[Extracted records]
+ + + +
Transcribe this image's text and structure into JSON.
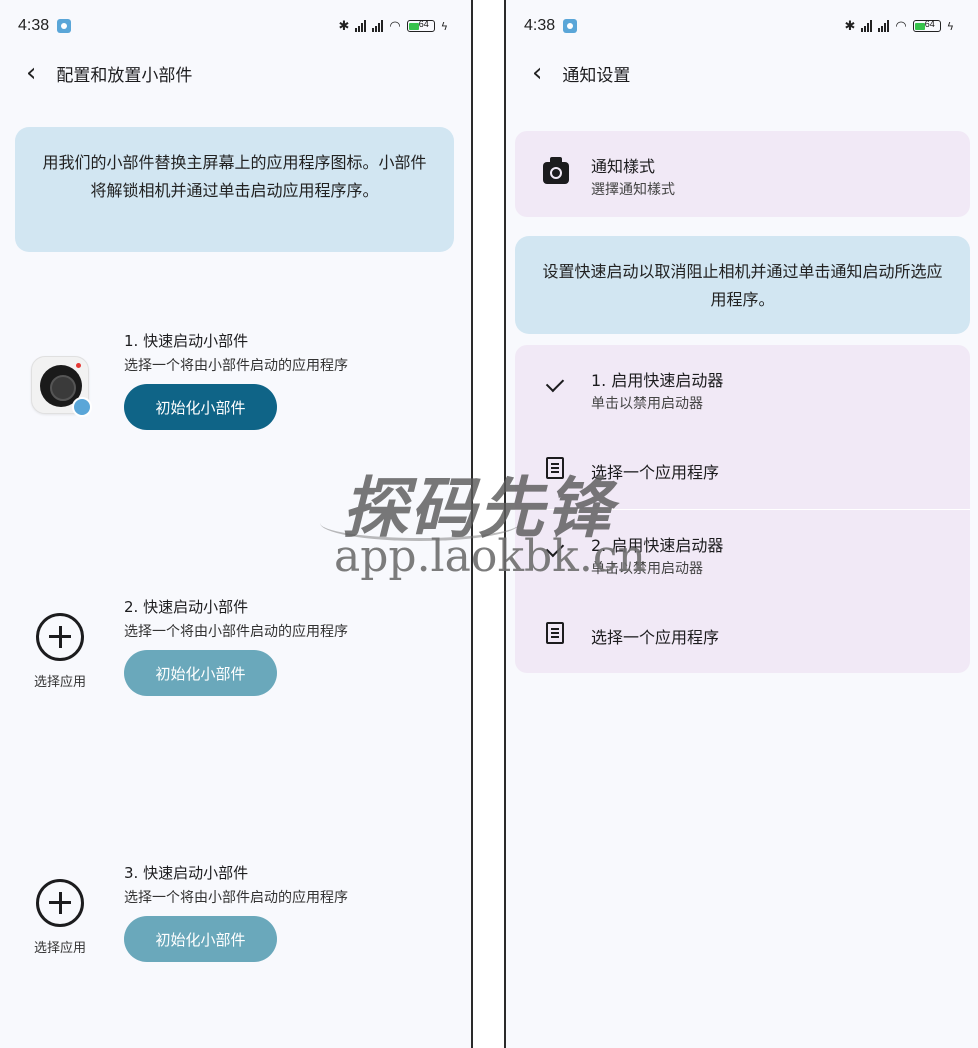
{
  "colors": {
    "banner_bg": "#d2e6f2",
    "card_bg": "#f1e9f6",
    "button_active": "#0f6487",
    "button_disabled": "#6aa8bb"
  },
  "left": {
    "status": {
      "time": "4:38",
      "battery": "64"
    },
    "header": {
      "title": "配置和放置小部件"
    },
    "banner": "用我们的小部件替换主屏幕上的应用程序图标。小部件将解锁相机并通过单击启动应用程序序。",
    "widgets": [
      {
        "title": "1. 快速启动小部件",
        "subtitle": "选择一个将由小部件启动的应用程序",
        "button": "初始化小部件",
        "state": "active"
      },
      {
        "title": "2. 快速启动小部件",
        "subtitle": "选择一个将由小部件启动的应用程序",
        "button": "初始化小部件",
        "pick_label": "选择应用",
        "state": "disabled"
      },
      {
        "title": "3. 快速启动小部件",
        "subtitle": "选择一个将由小部件启动的应用程序",
        "button": "初始化小部件",
        "pick_label": "选择应用",
        "state": "disabled"
      }
    ]
  },
  "right": {
    "status": {
      "time": "4:38",
      "battery": "64"
    },
    "header": {
      "title": "通知设置"
    },
    "notification_style": {
      "title": "通知樣式",
      "subtitle": "選擇通知樣式"
    },
    "banner": "设置快速启动以取消阻止相机并通过单击通知启动所选应用程序。",
    "launcher_rows": [
      {
        "title": "1. 启用快速启动器",
        "subtitle": "单击以禁用启动器",
        "icon": "check-icon"
      },
      {
        "title": "选择一个应用程序",
        "icon": "document-icon"
      },
      {
        "title": "2. 启用快速启动器",
        "subtitle": "单击以禁用启动器",
        "icon": "check-icon"
      },
      {
        "title": "选择一个应用程序",
        "icon": "document-icon"
      }
    ]
  },
  "watermark": {
    "brand": "探码先锋",
    "url": "app.laokbk.cn"
  }
}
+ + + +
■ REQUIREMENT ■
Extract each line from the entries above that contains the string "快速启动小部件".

■ ANSWER SPACE ■
        "title": "1. 快速启动小部件",
        "title": "2. 快速启动小部件",
        "title": "3. 快速启动小部件",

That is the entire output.